> _Entries from a dataset of interfaces_
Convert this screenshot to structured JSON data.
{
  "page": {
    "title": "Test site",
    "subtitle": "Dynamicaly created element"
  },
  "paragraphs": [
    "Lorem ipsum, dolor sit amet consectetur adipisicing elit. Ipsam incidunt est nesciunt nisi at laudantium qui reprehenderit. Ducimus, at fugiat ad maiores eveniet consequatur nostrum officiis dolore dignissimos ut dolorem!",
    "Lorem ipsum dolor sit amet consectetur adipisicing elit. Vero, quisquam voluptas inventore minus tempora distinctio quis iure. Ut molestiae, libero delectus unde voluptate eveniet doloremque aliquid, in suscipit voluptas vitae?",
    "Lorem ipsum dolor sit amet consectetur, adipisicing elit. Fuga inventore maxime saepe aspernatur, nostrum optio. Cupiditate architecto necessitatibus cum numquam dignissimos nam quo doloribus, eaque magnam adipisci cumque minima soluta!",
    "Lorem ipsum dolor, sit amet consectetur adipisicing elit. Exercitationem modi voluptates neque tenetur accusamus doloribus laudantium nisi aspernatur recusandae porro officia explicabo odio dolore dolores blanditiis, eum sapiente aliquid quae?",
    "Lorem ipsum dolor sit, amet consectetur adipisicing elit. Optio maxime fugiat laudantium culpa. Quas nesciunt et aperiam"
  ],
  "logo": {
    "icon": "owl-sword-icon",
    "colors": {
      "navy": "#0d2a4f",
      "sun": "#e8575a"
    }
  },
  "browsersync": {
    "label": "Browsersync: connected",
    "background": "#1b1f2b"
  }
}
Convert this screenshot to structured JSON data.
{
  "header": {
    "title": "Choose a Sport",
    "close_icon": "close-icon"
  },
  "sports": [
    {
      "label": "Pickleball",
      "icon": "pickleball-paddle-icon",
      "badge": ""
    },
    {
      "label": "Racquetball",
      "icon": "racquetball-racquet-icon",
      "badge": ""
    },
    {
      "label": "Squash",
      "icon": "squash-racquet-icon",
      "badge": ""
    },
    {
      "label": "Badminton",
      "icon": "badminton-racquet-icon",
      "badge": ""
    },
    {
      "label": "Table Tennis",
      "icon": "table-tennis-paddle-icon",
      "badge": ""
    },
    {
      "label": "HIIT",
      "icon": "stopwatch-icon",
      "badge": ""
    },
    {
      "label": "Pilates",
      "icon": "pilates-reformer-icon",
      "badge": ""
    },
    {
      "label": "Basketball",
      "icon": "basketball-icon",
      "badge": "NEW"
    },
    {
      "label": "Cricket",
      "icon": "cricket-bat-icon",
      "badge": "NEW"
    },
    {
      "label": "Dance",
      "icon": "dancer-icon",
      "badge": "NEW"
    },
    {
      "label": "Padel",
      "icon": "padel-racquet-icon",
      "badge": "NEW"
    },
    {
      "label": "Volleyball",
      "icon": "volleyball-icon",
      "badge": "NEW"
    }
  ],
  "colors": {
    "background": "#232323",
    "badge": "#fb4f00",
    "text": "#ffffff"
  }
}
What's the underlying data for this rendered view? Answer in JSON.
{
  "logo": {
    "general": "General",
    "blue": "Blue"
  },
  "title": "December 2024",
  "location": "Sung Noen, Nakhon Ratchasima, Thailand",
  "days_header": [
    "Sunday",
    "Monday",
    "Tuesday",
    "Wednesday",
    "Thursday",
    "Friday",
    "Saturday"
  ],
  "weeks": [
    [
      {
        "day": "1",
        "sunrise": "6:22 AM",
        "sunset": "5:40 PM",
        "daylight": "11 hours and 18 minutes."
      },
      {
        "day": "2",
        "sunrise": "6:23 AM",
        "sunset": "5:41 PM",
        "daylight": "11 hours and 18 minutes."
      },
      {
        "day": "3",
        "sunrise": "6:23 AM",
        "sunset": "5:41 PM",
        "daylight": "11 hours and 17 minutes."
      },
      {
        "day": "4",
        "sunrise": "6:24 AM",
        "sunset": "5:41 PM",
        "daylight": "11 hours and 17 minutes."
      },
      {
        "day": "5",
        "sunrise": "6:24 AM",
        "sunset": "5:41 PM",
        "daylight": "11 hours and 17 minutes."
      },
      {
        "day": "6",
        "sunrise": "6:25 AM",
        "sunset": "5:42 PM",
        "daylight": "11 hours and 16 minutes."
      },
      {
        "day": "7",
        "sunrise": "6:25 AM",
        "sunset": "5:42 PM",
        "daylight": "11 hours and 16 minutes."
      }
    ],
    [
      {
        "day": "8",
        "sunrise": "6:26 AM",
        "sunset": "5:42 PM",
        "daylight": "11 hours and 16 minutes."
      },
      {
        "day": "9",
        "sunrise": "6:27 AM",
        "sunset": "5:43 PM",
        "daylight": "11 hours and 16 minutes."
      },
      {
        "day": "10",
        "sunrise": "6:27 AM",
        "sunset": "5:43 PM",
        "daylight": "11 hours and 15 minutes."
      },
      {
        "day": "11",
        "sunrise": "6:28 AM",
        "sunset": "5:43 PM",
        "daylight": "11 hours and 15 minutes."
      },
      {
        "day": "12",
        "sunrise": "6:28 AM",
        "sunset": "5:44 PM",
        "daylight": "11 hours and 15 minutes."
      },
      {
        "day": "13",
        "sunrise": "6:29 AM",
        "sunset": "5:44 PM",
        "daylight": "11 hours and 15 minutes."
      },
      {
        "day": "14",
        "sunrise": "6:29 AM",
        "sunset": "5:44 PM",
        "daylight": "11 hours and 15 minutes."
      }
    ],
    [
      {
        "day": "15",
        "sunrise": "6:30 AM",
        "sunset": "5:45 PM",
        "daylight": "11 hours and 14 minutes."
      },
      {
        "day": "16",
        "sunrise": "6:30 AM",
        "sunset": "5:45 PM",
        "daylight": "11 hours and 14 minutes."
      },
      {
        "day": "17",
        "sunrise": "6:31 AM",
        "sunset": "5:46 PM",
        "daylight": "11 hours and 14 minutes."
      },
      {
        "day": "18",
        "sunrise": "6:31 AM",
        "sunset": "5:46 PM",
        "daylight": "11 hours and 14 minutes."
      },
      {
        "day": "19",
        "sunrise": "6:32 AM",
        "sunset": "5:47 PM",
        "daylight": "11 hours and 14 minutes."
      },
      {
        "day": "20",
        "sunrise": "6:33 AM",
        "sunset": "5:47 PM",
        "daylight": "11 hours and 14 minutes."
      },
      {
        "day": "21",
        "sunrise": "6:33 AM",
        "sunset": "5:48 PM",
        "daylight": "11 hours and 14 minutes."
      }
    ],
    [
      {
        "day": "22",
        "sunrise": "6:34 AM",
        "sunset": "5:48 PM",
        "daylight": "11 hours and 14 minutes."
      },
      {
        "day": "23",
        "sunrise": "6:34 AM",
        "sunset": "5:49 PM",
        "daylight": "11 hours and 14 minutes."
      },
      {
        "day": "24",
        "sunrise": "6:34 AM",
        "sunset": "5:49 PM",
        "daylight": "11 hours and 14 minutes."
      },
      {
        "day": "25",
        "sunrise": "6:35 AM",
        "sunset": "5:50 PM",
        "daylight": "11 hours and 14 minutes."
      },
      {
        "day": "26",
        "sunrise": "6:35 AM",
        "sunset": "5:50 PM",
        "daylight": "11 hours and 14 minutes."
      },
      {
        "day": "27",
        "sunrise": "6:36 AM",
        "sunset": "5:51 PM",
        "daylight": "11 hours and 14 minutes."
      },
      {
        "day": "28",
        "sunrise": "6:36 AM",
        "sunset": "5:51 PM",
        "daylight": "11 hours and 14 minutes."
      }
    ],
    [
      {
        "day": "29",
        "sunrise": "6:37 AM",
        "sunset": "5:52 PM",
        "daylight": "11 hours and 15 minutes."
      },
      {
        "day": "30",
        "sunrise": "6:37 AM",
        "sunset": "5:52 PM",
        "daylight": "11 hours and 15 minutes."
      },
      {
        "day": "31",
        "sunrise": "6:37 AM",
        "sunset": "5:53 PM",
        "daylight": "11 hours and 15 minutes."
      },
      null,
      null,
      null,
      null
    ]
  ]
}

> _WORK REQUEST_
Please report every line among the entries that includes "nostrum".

> _ANSWER_
    "Lorem ipsum, dolor sit amet consectetur adipisicing elit. Ipsam incidunt est nesciunt nisi at laudantium qui reprehenderit. Ducimus, at fugiat ad maiores eveniet consequatur nostrum officiis dolore dignissimos ut dolorem!",
    "Lorem ipsum dolor sit amet consectetur, adipisicing elit. Fuga inventore maxime saepe aspernatur, nostrum optio. Cupiditate architecto necessitatibus cum numquam dignissimos nam quo doloribus, eaque magnam adipisci cumque minima soluta!",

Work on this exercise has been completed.